Recently, a statement from last month’s edition of Famitsu, a Japenese gaming site, from Pokemon Sword and Shield developers has made its way to public light in the West. For background, Pokemon Sword and Shield, the newest addition to the franchise, has been met with controversy after controversy. Public reception is mixed about the game for various reasons.
The issue that started the ball rolling was the announcement by GameFreak that the game would not include a National Dex. This means that only Pokemon the developers add into the all-new Galar region are available. An undeterminate amount of the roster will be missing, and fans that have important favorite Pokemon throughout titles will be unable to transfer them into the new game.
Another issue and the one that will be discussed today is the graphics of the game. Few concerns were released following the Nintendo E3 presentation about the overall quality of the graphics for certain portions of the trailer. However, the real scope of the lacking graphical polish was revealed during the Nintendo Treehouse presentation, when unedited gameplay was shown.
As such, perhaps to quell the controversy, GameFreak supposedly released the statement to Famitsu, saying that all of the models in Sword and Shield were made from scratch and not directly imported.

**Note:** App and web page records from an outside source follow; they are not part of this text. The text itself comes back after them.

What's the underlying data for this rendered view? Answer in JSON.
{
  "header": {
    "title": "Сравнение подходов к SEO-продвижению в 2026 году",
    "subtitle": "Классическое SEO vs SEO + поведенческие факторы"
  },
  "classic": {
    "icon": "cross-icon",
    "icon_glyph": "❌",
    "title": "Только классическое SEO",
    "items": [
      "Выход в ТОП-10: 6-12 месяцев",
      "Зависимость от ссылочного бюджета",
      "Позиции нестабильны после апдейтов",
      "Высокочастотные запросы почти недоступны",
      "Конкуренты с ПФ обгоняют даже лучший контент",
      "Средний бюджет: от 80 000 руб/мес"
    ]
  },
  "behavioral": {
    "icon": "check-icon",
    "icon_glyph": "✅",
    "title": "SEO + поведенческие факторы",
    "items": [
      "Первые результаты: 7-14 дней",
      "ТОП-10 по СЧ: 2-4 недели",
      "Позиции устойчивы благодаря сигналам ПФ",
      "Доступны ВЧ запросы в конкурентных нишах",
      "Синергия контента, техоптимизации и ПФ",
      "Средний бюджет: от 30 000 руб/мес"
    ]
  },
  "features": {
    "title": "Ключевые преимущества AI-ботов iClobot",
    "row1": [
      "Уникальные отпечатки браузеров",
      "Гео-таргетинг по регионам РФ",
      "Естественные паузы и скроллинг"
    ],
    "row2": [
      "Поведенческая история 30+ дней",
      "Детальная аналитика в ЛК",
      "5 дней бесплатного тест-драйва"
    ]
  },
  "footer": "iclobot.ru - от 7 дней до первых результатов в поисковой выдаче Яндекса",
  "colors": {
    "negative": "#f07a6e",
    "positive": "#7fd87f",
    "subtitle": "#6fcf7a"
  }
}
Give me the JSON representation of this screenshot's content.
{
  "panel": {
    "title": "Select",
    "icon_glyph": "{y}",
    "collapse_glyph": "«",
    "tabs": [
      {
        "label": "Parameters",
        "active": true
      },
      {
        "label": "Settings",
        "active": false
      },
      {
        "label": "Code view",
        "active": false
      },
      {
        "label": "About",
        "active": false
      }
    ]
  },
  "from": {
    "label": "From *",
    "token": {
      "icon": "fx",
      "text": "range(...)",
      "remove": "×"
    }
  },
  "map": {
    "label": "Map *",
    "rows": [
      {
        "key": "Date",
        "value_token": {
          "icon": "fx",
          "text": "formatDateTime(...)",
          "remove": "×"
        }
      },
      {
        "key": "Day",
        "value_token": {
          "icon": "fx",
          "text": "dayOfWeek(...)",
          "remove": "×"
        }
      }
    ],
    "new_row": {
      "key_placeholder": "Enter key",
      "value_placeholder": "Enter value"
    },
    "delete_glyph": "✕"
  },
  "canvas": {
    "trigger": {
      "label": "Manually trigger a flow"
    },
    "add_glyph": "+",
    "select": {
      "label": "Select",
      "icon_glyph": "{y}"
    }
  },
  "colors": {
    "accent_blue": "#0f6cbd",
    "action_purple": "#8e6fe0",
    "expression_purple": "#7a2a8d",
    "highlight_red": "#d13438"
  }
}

Funnily enough, the statement has not been repeated to concerned Western audiences, and it was through a Polygon article that the internet got ahold of it in the first place.
This first and foremost is not an excuse for the poor graphical quality shown in the trailers thus far, or the decision to not include the National Dex. 3D models were made from scratch for Pokemon X and Y, showing that the studio can indeed make 3D models for a large roster of Pokemon. Additionally, GameFreak is splitting its workforce in half with the decision to work on Town simultaneously. Giving this reason as an excuse to cut features that some fans obviously want more than Gigantamaxing and a new franchise unrelated to Pokemon has been devisive among fans.
However, now questions of the validity of the statement are being raised all over social media. Some Japenese translators have been arguing that the article has been misinterpreted, while some say that the translation is in fact correct. Furthermore, several reputable animators have been able to provide evidence that points to the models being reused after all, contradicting the supposed statement.
Does this mean that only certain Pokemon models needed to be remade, and that the translation was off? Or did GameFreak flat out lie about the work needed to make these models? Either way, this is an interesting development in an already tumultuous game release. As the story unfolds, more details will be on the way.